WHAT YOU SHOULD DO:
I would like every record reproduced exactly, with the pictures left out.
+ + +
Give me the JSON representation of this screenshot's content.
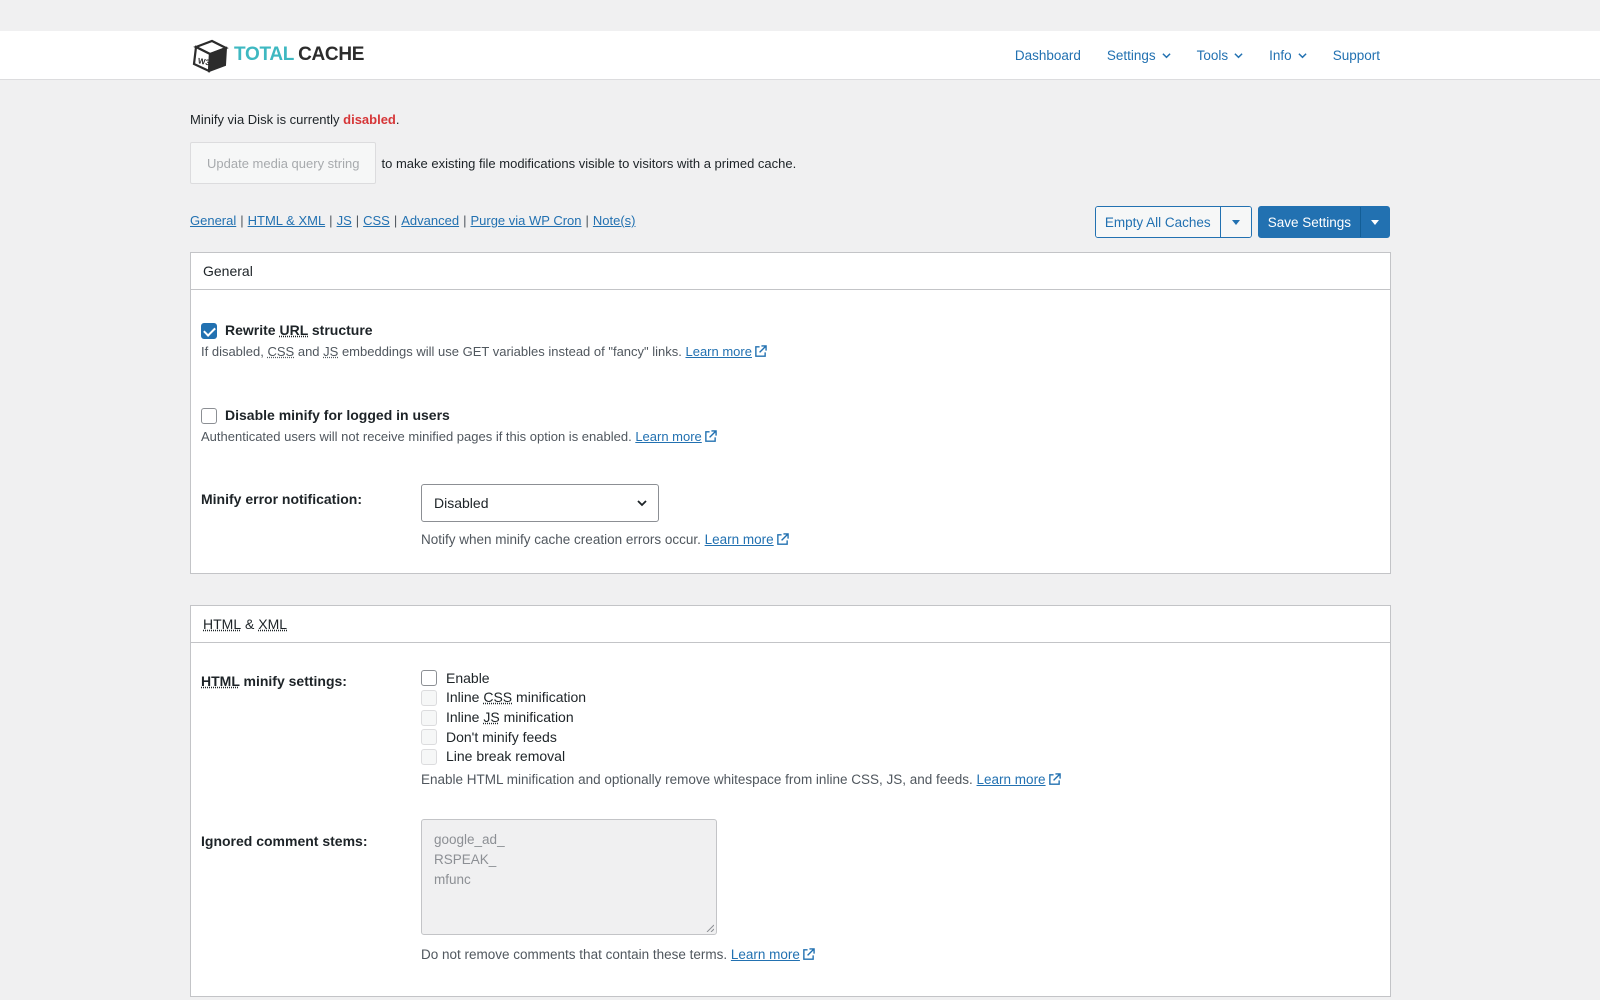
{
  "header": {
    "logo": {
      "badge": "W3",
      "word1": "TOTAL",
      "word2": "CACHE"
    },
    "nav": [
      {
        "label": "Dashboard",
        "dropdown": false
      },
      {
        "label": "Settings",
        "dropdown": true
      },
      {
        "label": "Tools",
        "dropdown": true
      },
      {
        "label": "Info",
        "dropdown": true
      },
      {
        "label": "Support",
        "dropdown": false
      }
    ]
  },
  "status": {
    "prefix": "Minify via Disk is currently ",
    "state": "disabled",
    "suffix": "."
  },
  "media_query": {
    "button_label": "Update media query string",
    "after_text": "to make existing file modifications visible to visitors with a primed cache."
  },
  "anchors": [
    "General",
    "HTML & XML",
    "JS",
    "CSS",
    "Advanced",
    "Purge via WP Cron",
    "Note(s)"
  ],
  "actions": {
    "empty_caches": "Empty All Caches",
    "save_settings": "Save Settings"
  },
  "general": {
    "title": "General",
    "rewrite": {
      "label_pre": "Rewrite ",
      "label_abbr": "URL",
      "label_post": " structure",
      "checked": true,
      "desc_1": "If disabled, ",
      "desc_css": "CSS",
      "desc_2": " and ",
      "desc_js": "JS",
      "desc_3": " embeddings will use GET variables instead of \"fancy\" links. ",
      "learn_more": "Learn more"
    },
    "logged_in": {
      "label": "Disable minify for logged in users",
      "checked": false,
      "desc": "Authenticated users will not receive minified pages if this option is enabled. ",
      "learn_more": "Learn more"
    },
    "error_notification": {
      "label": "Minify error notification:",
      "value": "Disabled",
      "desc": "Notify when minify cache creation errors occur. ",
      "learn_more": "Learn more"
    }
  },
  "html_xml": {
    "title_html": "HTML",
    "title_amp": " & ",
    "title_xml": "XML",
    "settings_label_abbr": "HTML",
    "settings_label_rest": " minify settings:",
    "options": {
      "enable": "Enable",
      "inline_css_pre": "Inline ",
      "inline_css_abbr": "CSS",
      "inline_css_post": " minification",
      "inline_js_pre": "Inline ",
      "inline_js_abbr": "JS",
      "inline_js_post": " minification",
      "feeds": "Don't minify feeds",
      "line_break": "Line break removal"
    },
    "options_desc": "Enable HTML minification and optionally remove whitespace from inline CSS, JS, and feeds. ",
    "options_learn_more": "Learn more",
    "ignored_label": "Ignored comment stems:",
    "ignored_line1": "google_ad_",
    "ignored_line2": "RSPEAK_",
    "ignored_line3": "mfunc",
    "ignored_desc": "Do not remove comments that contain these terms. ",
    "ignored_learn_more": "Learn more"
  }
}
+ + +
REPLY TO THE TASK:
Give me the JSON representation of this screenshot's content.
{
  "header": {
    "logo": {
      "badge": "W3",
      "word1": "TOTAL",
      "word2": "CACHE"
    },
    "nav": [
      {
        "label": "Dashboard",
        "dropdown": false
      },
      {
        "label": "Settings",
        "dropdown": true
      },
      {
        "label": "Tools",
        "dropdown": true
      },
      {
        "label": "Info",
        "dropdown": true
      },
      {
        "label": "Support",
        "dropdown": false
      }
    ]
  },
  "status": {
    "prefix": "Minify via Disk is currently ",
    "state": "disabled",
    "suffix": "."
  },
  "media_query": {
    "button_label": "Update media query string",
    "after_text": "to make existing file modifications visible to visitors with a primed cache."
  },
  "anchors": [
    "General",
    "HTML & XML",
    "JS",
    "CSS",
    "Advanced",
    "Purge via WP Cron",
    "Note(s)"
  ],
  "actions": {
    "empty_caches": "Empty All Caches",
    "save_settings": "Save Settings"
  },
  "general": {
    "title": "General",
    "rewrite": {
      "label_pre": "Rewrite ",
      "label_abbr": "URL",
      "label_post": " structure",
      "checked": true,
      "desc_1": "If disabled, ",
      "desc_css": "CSS",
      "desc_2": " and ",
      "desc_js": "JS",
      "desc_3": " embeddings will use GET variables instead of \"fancy\" links. ",
      "learn_more": "Learn more"
    },
    "logged_in": {
      "label": "Disable minify for logged in users",
      "checked": false,
      "desc": "Authenticated users will not receive minified pages if this option is enabled. ",
      "learn_more": "Learn more"
    },
    "error_notification": {
      "label": "Minify error notification:",
      "value": "Disabled",
      "desc": "Notify when minify cache creation errors occur. ",
      "learn_more": "Learn more"
    }
  },
  "html_xml": {
    "title_html": "HTML",
    "title_amp": " & ",
    "title_xml": "XML",
    "settings_label_abbr": "HTML",
    "settings_label_rest": " minify settings:",
    "options": {
      "enable": "Enable",
      "inline_css_pre": "Inline ",
      "inline_css_abbr": "CSS",
      "inline_css_post": " minification",
      "inline_js_pre": "Inline ",
      "inline_js_abbr": "JS",
      "inline_js_post": " minification",
      "feeds": "Don't minify feeds",
      "line_break": "Line break removal"
    },
    "options_desc": "Enable HTML minification and optionally remove whitespace from inline CSS, JS, and feeds. ",
    "options_learn_more": "Learn more",
    "ignored_label": "Ignored comment stems:",
    "ignored_line1": "google_ad_",
    "ignored_line2": "RSPEAK_",
    "ignored_line3": "mfunc",
    "ignored_desc": "Do not remove comments that contain these terms. ",
    "ignored_learn_more": "Learn more"
  }
}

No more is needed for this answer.